If you are interested in writing about your ancestors you should take part in Amy Johnson Crow’s 52 Ancestors in 52 Weeks. Click here to check out the years worth of theme’s and I’m sure there is a spot to sign up as well!

52 Ancestors in 52 Weeks, My Family Tree

Family Legend

The theme for week 2 in Amy Johnson Crow’s 52 Ancestors in 52 Weeks is “Family Legend” and the story I am going to tell is what popped into my head. I don’t hear many tales from either side of my family, but this is one of the few that I do remember hearing frequently over the course of my life.

The Fairhurst Brothers

My maternal grandfather, Harold Fairhurst, had two older brothers, Wilfred Fairhurst who was born in Leigh, England on 15 July 1914 and Edwin Fairhurst who was born in Jefferson County, Ohio on 23 May 1917. Both were raised in Ohio, moving to Akron by 1930. When World War II claimed the United States, both were working for the rubber companies, Wilfred for Goodrich and Edwin for the Seiberling Rubber Company (this was the Seiberling’s venture after they resigned from Goodyear in 1921). Wilfred joined the Marines while Edwin signed up for the Army.

The Battle of Saipan

On a transport on 5 June 1944 that left Pearl Harbor, Hawaii and made its way to the Pacific Island of Saipan, both Marine Sergeant Wilfred Fairhurst and his brother, Army Staff Sergeant Edwin Fairhurst were on board.

The battle of Saipan was the Pacific Theatre’s D-Day. The battle officially began on 15 June 1944 and ended with a United States victory on 9 July 1944. Initial bombardments began on 13 June 1944 by battleships, destroyers and mine sweepers. Naval bombardments began on 14 June 1944 and then 8,000 Marine Corps landed the West Coast of Saipan on 15 June 1944 that officially began the battle with the Army arriving in Aslito on 16 June 1944.

The fighting was intense despite General Hideki Tojo, Japan’s Prime Minister, swearing that Saipan could not be taken.

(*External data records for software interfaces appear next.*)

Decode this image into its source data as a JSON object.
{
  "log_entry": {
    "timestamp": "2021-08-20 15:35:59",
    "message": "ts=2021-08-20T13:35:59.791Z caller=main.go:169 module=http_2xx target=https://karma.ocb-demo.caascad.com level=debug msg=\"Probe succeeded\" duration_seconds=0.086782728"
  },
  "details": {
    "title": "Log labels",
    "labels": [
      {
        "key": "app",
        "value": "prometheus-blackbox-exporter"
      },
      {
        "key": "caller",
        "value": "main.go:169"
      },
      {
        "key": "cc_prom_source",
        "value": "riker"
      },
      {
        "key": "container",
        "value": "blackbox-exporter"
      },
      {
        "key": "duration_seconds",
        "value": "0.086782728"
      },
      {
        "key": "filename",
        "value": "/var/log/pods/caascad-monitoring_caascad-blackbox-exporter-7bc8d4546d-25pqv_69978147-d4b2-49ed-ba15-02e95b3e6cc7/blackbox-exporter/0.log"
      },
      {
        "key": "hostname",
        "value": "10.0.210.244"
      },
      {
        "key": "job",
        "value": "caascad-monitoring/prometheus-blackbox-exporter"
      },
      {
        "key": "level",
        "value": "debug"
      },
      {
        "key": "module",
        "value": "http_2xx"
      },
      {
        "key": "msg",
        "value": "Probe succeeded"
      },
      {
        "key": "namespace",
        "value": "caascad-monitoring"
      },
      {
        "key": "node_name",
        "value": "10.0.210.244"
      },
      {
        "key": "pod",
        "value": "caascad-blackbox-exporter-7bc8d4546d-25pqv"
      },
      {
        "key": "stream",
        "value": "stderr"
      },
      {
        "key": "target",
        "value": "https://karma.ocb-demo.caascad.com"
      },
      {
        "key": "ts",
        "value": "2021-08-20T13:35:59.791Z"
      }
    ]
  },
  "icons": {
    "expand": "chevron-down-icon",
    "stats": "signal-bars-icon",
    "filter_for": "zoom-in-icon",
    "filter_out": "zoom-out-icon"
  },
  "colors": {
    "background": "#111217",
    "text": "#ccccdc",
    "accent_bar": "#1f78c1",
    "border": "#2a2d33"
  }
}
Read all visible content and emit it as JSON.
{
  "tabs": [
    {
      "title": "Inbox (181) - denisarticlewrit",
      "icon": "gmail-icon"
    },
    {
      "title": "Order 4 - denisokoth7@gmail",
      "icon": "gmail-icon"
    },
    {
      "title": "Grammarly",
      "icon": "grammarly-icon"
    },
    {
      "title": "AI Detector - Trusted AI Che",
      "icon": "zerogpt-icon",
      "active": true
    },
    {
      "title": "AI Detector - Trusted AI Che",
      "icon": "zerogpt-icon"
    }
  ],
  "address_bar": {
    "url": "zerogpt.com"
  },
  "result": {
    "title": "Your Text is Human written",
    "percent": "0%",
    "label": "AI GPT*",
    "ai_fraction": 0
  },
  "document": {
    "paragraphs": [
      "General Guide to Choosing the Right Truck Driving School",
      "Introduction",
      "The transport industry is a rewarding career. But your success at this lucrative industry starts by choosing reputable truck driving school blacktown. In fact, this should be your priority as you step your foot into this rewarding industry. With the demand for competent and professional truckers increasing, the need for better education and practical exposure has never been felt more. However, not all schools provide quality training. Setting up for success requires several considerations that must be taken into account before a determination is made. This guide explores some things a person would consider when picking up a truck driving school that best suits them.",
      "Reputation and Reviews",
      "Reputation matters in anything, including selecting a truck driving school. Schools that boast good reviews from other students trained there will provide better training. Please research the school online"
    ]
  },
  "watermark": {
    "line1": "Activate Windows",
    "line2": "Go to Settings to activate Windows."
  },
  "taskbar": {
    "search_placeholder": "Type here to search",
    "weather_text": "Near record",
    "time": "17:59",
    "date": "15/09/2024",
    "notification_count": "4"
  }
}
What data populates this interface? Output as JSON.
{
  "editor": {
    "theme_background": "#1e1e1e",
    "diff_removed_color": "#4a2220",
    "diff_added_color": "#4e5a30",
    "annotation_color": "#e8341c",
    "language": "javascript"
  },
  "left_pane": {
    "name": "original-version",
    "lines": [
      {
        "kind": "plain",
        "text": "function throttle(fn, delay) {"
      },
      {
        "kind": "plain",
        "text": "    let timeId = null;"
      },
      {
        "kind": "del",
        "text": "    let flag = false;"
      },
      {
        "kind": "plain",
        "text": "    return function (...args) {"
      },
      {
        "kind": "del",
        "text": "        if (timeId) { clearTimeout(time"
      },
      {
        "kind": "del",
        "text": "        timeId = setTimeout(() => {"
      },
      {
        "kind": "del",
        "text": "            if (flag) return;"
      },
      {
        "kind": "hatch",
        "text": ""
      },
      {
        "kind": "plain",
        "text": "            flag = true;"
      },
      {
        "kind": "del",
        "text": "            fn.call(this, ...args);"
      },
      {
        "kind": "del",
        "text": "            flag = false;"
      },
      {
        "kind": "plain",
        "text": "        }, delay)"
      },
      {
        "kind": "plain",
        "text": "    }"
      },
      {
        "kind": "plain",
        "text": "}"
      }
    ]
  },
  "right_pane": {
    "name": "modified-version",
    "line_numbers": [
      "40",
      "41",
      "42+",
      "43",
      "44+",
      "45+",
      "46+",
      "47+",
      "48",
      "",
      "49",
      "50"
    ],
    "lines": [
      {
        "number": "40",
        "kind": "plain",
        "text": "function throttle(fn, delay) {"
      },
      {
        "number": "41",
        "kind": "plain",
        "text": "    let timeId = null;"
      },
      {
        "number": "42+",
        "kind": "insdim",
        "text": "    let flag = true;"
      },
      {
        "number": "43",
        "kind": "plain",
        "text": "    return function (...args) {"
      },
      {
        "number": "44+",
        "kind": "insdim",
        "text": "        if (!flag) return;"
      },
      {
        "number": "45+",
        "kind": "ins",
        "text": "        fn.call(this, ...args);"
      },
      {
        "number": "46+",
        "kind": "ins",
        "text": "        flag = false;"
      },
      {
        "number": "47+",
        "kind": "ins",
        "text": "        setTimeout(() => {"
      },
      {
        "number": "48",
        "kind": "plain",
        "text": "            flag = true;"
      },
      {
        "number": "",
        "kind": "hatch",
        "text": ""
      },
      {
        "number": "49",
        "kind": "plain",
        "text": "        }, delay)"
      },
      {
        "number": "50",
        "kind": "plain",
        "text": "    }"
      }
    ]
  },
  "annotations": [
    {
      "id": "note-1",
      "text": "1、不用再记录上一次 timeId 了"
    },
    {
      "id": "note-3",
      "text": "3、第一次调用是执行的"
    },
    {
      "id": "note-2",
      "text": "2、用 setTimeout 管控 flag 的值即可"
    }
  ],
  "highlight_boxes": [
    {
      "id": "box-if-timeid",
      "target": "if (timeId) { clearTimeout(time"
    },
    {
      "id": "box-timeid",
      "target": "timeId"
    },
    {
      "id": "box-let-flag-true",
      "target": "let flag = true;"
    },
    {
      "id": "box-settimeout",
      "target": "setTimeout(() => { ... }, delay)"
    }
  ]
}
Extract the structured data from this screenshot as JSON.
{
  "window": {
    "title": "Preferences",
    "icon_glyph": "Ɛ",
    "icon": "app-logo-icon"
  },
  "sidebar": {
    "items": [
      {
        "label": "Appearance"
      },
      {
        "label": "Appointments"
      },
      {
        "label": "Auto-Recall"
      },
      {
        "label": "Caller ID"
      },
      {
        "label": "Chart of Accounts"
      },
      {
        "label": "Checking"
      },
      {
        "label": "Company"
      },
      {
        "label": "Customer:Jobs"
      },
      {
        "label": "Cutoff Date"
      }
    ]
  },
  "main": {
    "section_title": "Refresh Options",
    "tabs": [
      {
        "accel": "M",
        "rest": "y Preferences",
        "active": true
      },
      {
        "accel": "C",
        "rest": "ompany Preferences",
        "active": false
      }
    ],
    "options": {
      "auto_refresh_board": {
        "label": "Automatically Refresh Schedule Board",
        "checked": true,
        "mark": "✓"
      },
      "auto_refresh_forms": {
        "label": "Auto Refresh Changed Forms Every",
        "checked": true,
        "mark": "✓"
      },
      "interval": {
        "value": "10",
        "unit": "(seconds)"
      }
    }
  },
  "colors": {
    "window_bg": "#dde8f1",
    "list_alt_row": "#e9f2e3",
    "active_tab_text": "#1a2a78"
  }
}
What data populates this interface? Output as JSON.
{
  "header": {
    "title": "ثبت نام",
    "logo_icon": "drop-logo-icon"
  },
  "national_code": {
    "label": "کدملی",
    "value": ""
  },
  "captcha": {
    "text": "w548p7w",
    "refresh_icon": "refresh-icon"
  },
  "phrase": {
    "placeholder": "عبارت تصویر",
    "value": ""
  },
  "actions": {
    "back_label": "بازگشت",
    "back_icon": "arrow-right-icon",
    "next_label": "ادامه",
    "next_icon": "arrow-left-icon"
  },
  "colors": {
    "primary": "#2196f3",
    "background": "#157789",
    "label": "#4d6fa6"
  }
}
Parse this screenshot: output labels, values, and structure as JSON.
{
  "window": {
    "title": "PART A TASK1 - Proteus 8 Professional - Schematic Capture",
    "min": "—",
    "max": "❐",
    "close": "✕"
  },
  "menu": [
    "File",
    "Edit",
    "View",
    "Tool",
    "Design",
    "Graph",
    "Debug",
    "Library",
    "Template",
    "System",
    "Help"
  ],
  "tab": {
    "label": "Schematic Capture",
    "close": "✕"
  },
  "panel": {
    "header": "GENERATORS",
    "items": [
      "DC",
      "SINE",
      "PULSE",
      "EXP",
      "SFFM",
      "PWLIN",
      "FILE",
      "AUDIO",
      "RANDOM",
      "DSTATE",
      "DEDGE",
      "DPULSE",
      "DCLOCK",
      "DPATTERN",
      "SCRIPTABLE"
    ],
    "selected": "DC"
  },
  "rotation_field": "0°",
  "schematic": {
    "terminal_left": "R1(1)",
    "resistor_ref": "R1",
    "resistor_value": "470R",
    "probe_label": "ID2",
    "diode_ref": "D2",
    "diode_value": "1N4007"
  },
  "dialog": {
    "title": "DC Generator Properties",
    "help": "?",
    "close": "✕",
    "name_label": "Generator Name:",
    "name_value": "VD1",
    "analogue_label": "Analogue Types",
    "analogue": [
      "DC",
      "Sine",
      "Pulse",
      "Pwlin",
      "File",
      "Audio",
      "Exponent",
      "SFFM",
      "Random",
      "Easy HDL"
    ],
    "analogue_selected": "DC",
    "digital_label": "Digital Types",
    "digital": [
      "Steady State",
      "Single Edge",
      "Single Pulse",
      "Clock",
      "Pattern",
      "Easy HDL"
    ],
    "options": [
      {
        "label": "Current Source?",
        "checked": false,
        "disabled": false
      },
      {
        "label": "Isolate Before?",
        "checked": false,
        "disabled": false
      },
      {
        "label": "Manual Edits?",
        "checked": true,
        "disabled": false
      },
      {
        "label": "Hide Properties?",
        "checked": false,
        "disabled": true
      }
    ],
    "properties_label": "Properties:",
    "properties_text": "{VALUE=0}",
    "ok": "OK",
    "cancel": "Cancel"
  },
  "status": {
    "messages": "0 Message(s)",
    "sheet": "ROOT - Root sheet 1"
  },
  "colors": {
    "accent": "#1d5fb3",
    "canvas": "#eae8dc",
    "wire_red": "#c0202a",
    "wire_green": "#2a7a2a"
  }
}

He was ousted out of office a week after the United States declared victory on 9 July 1944. The battle resulted in 3,000 deaths and 13,000 wounded for the United States and over 27,000 Japanese soldiers were loss, as well as thousands of Saipan’s civilians, fearful of the United States due to the Japanese propaganda, as they jumped to their death from cliff’s at the northern end of the island.

The battle that took place on Saipan was important for the Pacific Theatre as it provided the United States with a strategic location to have a base where our new long-range B-29 bombers could be launched.

Guerilla Attacks

Despite the Battle of Saipan “officially” ending, Japanese resistance soldiers and civilians led by Captain Sakae Oba evaded American troops throughout the jungle and conducted attacks. Though it isn’t clear from any of the news articles I’ve read, I’m guessing that one of these such attacks is what killed my great-uncle, Staff Sergeant Edwin Fairhurst.

On 18 July 1944 while cleaning up after the battle, a Japanese fighter threw a grenade that exploded leaving shrapnel in Edwin’s stomach and legs. He died July 22. Wilfred claims that Edwin “got the fellow before he fell“. The legend in our family lore goes that it was Wilfred who went and picked his brother up off the battlefield and carried him to safety.

Article from 10 Aug 1944 Akron Beacon Journal

He Finally Came Home

It wasn’t until 5 years later that Edwin’s body returned home to be buried. His official funeral took place on 15 January 1949 with his final resting place being Chestnut Hill Cemetery in Cuyahoga Falls (Wilfred is buried there as well, though he passed away in 1956).

Photo from Find A Grave (photo uploaded by VLH)

Edwin was never married and had no children.

If you are a budding genealogist and would like to write more about your family but aren’t sure where to start, take a peek at Amy Johnson Crow’s 52 Ancestors in 52 Weeks series.